■ **What to do**: Take the listing below and output it exactly, with no images.

■ **Supplied entries**:
Content starts

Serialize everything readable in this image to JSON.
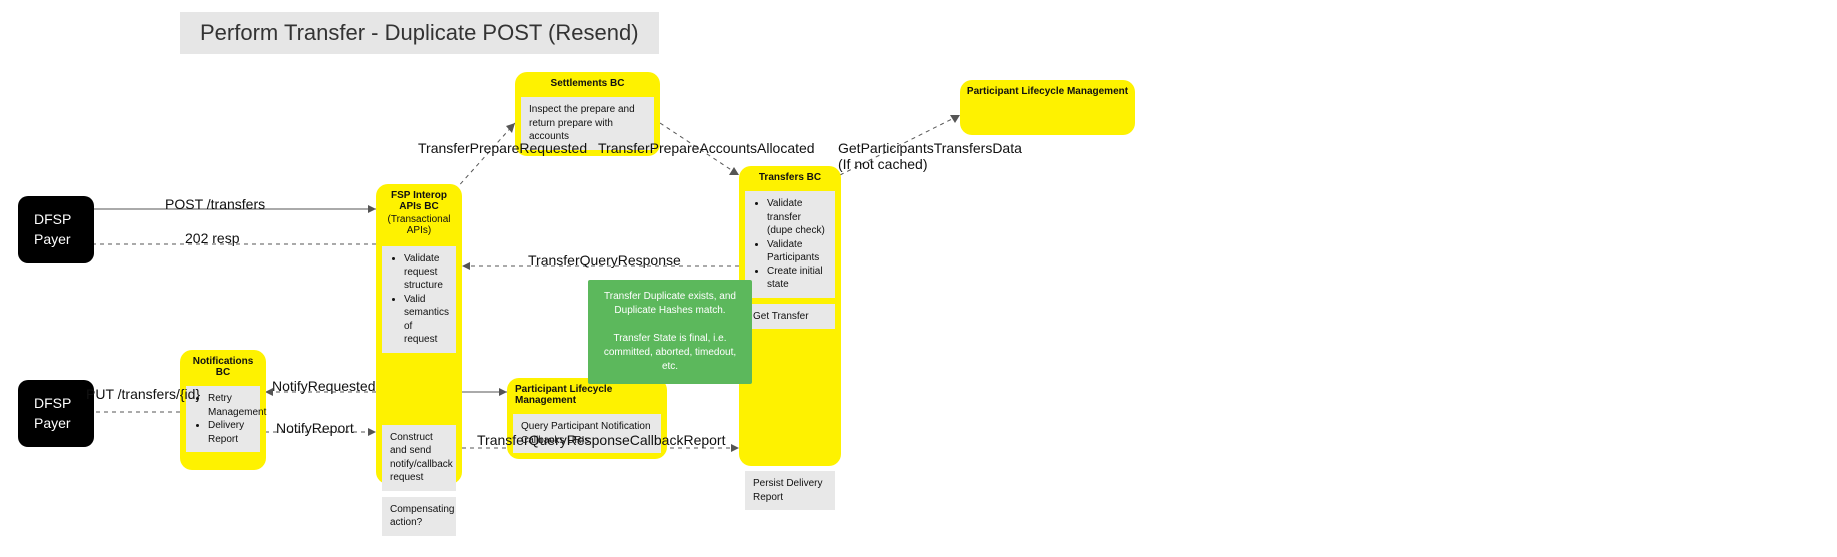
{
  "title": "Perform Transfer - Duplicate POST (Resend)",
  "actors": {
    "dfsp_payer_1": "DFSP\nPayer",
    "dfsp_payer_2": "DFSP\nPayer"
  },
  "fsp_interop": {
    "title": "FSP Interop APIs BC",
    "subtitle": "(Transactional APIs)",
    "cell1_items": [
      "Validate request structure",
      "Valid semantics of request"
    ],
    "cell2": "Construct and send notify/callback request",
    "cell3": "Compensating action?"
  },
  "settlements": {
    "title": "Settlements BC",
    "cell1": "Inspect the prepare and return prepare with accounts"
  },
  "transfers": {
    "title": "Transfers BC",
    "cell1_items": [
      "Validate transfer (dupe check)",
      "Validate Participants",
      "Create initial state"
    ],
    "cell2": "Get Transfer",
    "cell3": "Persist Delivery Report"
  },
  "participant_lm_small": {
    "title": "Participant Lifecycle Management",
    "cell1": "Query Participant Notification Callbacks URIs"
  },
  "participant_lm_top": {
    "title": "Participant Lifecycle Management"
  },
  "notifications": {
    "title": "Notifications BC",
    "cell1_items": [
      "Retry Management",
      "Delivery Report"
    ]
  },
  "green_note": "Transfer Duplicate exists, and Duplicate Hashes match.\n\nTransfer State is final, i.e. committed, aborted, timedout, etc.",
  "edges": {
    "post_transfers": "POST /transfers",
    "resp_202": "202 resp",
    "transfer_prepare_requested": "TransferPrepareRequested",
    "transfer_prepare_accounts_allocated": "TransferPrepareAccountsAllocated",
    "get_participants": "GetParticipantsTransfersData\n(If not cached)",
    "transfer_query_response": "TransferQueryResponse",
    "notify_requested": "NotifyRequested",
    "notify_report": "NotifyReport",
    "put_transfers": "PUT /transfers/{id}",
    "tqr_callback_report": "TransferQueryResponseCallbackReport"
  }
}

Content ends

■ **Reply**:
Serialize everything readable in this image to JSON.
{
  "title": "Perform Transfer - Duplicate POST (Resend)",
  "actors": {
    "dfsp_payer_1": "DFSP\nPayer",
    "dfsp_payer_2": "DFSP\nPayer"
  },
  "fsp_interop": {
    "title": "FSP Interop APIs BC",
    "subtitle": "(Transactional APIs)",
    "cell1_items": [
      "Validate request structure",
      "Valid semantics of request"
    ],
    "cell2": "Construct and send notify/callback request",
    "cell3": "Compensating action?"
  },
  "settlements": {
    "title": "Settlements BC",
    "cell1": "Inspect the prepare and return prepare with accounts"
  },
  "transfers": {
    "title": "Transfers BC",
    "cell1_items": [
      "Validate transfer (dupe check)",
      "Validate Participants",
      "Create initial state"
    ],
    "cell2": "Get Transfer",
    "cell3": "Persist Delivery Report"
  },
  "participant_lm_small": {
    "title": "Participant Lifecycle Management",
    "cell1": "Query Participant Notification Callbacks URIs"
  },
  "participant_lm_top": {
    "title": "Participant Lifecycle Management"
  },
  "notifications": {
    "title": "Notifications BC",
    "cell1_items": [
      "Retry Management",
      "Delivery Report"
    ]
  },
  "green_note": "Transfer Duplicate exists, and Duplicate Hashes match.\n\nTransfer State is final, i.e. committed, aborted, timedout, etc.",
  "edges": {
    "post_transfers": "POST /transfers",
    "resp_202": "202 resp",
    "transfer_prepare_requested": "TransferPrepareRequested",
    "transfer_prepare_accounts_allocated": "TransferPrepareAccountsAllocated",
    "get_participants": "GetParticipantsTransfersData\n(If not cached)",
    "transfer_query_response": "TransferQueryResponse",
    "notify_requested": "NotifyRequested",
    "notify_report": "NotifyReport",
    "put_transfers": "PUT /transfers/{id}",
    "tqr_callback_report": "TransferQueryResponseCallbackReport"
  }
}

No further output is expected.